of doing things. Pair Programming gives way to "Team Programming", where the entire project team values the creative power and productivity of cross-functional pairing and whole-team ownership of the result.
It is harder for a low-trust or high-control organization to attempt an Agile rollout. Such organizations limit creativity, perpetuating their predicament. Ironically, they may stand to gain the most from the change.
Supporting the Creative Team (aka Amplifiers)
Drawing from the Group Coherence research and our own experience, we would like to offer five suggestions for enabling and supporting group creativity:
1. Create Opportunities for Practice
Practice is an ingredient of Group Coherence (see
2. Reward Teams
Group creativity cannot emerge in an environment where only individuals are measured and rewarded. This prevents individuals from making their specializations available to the group creative process. Also, rewarding functionally aligned teams perpetuates the silo mentality. Cross-functional successes should be celebrated and rewarded in such a way that the individual members derive their success from group achievement.
3. Tolerate Chaos
A team that accepts chaos makes itself vulnerable to discover its weaknesses. An example of this is to invite other teams to observe and evaluate the team's processes and performance. This requires willingness to learn and adapt as well as to be prepared to be wrong.

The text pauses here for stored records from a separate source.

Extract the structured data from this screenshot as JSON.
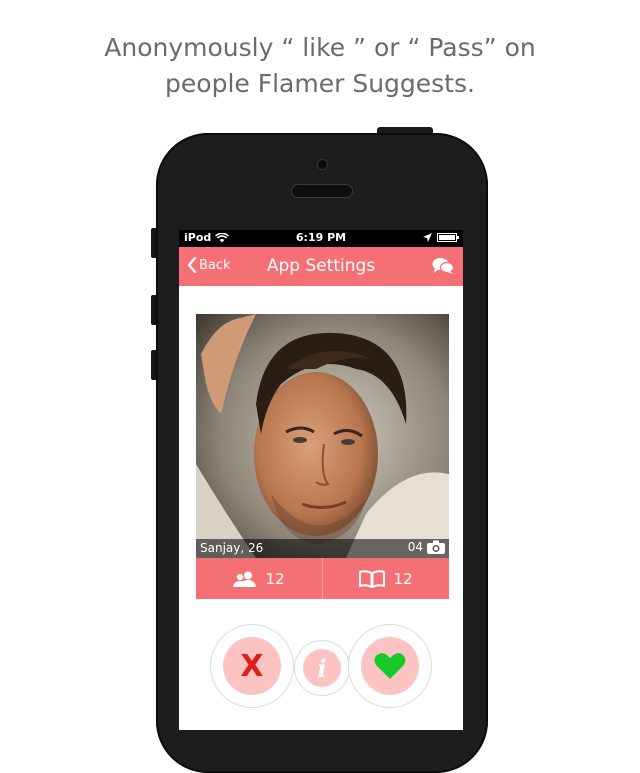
{
  "headline": {
    "line1": "Anonymously “ like ”  or  “ Pass” on",
    "line2": "people Flamer Suggests."
  },
  "status_bar": {
    "carrier": "iPod",
    "time": "6:19 PM"
  },
  "nav": {
    "back_label": "Back",
    "title": "App Settings",
    "chat_icon": "chat-bubbles-icon"
  },
  "profile": {
    "name_age": "Sanjay, 26",
    "photo_count": "04",
    "friends_count": "12",
    "likes_count": "12"
  },
  "actions": {
    "pass_label": "X",
    "info_label": "i",
    "like_icon": "heart-icon"
  },
  "colors": {
    "accent": "#f47074",
    "action_bg": "#fbc3c2",
    "pass": "#e01e1e",
    "like": "#19c92c"
  }
}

Being Agile means being adaptable to change so accepting chaos means you are receptive to the benefits of Agile.
4. Socratic questioning
The role of the Agile manager in the context of a self-organized team is very different from policing adherence to the plan or micromanaging each step every team member is allowed to take. The most valuable contributions are those that foster the creativity of the team.
"In Scrum, [managers] replace the time they previously spent "playing nanny" (assigning tasks, getting status reports, and other forms of micromanagement) with more time "playing guru" (mentoring, coaching, playing devil's advocate, helping remove obstacles, helping problem-solve, providing creative input, and guiding the skills development of team members). In making this shift, managers may need to evolve their management style; for example, using Socratic questioning to help the team discover the solution to a problem, rather than simply deciding a solution and assigning it to the team."
Sutherland, 2007 , p23
5. Shared Leadership
Creativity accompanies self-organization and both are processes the group must be allowed to discover, not be directed to. Managers are welcome to contribute ideas in a participatory, not directive manner, to encourage the group to find its own self-organization.
Sharing leadership means allowing the group to own decisions and processes normally expected of managers. Team management of the burndown chart or the communication with users, are two examples.
Group processes and their benefits are invisible to us because we are not trained to detect them. We silo our departments, our teams and even ourselves looking for unique identity at the expense of the group, its creativity and its full potential.
However, when team members perceive group creativity they describe excitement, circumlocution, emphatic statements and signals with change and movement. Their sense of participation in a creative process fuels cooperation and trust that fosters continued creativity and Group Coherence .
In hyper-productive teams there are high levels of group creativity despite functional specialization. These are groups that are willing and allowed to experiment. Group Coherence can help understand the ingredients that can be observed when this happens. In the research these include Trust and Respect , Bonding, Loosening Boundaries , Shared Leadership , Agreement on a Shared Goal and Tolerance for Chaos . These formed the basis for this post. They cannot guarantee an earlier